What to work on -
Find the string "this" in the entries and copy each line that has it.

Data to process -
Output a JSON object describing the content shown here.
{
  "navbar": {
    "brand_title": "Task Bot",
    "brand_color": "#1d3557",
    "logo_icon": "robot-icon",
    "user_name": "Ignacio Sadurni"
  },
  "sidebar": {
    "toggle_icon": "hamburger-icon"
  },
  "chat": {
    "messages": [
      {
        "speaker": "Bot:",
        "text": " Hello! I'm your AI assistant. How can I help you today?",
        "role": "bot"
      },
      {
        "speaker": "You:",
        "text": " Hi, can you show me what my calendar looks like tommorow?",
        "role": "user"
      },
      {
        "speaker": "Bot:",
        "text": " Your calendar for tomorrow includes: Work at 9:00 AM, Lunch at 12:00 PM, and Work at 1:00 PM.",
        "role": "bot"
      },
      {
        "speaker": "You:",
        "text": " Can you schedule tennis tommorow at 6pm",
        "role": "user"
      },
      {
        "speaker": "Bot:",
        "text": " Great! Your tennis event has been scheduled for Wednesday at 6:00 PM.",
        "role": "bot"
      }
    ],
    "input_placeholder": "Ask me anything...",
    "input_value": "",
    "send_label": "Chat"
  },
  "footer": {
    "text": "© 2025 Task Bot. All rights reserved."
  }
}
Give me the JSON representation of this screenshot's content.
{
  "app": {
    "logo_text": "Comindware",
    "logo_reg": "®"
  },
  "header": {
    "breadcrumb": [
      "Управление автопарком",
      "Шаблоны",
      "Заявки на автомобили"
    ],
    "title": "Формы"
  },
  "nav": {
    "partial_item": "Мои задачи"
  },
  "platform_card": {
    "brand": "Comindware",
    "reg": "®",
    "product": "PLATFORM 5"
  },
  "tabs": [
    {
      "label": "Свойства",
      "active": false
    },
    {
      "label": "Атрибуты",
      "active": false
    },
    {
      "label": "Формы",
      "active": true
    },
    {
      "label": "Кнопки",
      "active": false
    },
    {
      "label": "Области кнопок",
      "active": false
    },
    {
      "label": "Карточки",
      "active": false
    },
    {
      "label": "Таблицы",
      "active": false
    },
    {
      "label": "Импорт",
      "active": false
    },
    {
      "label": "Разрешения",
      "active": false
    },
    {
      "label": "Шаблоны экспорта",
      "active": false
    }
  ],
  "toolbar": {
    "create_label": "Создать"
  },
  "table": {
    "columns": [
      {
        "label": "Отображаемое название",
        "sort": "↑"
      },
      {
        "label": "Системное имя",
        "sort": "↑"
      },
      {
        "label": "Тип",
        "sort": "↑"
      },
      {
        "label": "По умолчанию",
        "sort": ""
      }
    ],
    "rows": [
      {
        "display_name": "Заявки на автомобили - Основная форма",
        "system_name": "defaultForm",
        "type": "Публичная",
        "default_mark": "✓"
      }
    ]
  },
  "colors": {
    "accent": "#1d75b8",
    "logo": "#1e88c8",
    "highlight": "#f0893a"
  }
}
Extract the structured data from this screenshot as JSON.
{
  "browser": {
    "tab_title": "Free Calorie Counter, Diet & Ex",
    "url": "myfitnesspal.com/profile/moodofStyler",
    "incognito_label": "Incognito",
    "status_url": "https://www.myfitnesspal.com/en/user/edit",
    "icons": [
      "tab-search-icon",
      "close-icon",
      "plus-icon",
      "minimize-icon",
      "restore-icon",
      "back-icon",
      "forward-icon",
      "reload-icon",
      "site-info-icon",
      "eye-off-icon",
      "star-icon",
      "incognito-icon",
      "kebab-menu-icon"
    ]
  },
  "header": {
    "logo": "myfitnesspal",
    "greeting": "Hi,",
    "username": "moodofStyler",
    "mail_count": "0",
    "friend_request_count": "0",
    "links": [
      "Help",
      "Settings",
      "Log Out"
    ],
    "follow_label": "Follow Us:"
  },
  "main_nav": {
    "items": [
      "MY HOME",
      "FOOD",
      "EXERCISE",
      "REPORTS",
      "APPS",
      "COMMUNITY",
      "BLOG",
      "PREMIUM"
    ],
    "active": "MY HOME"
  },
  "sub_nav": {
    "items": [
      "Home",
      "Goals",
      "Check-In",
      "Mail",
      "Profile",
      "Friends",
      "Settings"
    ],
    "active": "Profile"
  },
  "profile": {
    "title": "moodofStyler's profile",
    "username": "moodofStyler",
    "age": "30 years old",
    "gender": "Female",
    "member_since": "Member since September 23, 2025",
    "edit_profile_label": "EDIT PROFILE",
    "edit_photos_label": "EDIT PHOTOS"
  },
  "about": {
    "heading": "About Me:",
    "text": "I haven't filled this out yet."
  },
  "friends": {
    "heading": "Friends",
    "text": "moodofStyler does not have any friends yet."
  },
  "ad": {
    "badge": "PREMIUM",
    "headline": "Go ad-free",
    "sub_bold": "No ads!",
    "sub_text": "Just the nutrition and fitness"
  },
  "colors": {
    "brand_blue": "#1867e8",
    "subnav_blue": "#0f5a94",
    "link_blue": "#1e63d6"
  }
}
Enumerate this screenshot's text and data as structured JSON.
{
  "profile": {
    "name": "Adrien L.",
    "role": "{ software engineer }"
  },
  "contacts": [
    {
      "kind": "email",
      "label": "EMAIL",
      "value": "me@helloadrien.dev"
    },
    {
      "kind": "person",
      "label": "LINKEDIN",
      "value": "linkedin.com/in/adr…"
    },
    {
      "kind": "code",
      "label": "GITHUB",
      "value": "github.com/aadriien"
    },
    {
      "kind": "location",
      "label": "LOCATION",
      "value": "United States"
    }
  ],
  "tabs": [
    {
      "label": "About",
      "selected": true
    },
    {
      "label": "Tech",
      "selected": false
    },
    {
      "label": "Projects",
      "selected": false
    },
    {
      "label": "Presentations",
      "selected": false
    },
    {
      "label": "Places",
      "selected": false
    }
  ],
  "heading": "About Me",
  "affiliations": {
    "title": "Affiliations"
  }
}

Problem solution -
Give me the JSON representation of this screenshot's content.
Extract the structured data from this screenshot as JSON.
    "text": "I haven't filled this out yet."
Enumerate this screenshot's text and data as structured JSON.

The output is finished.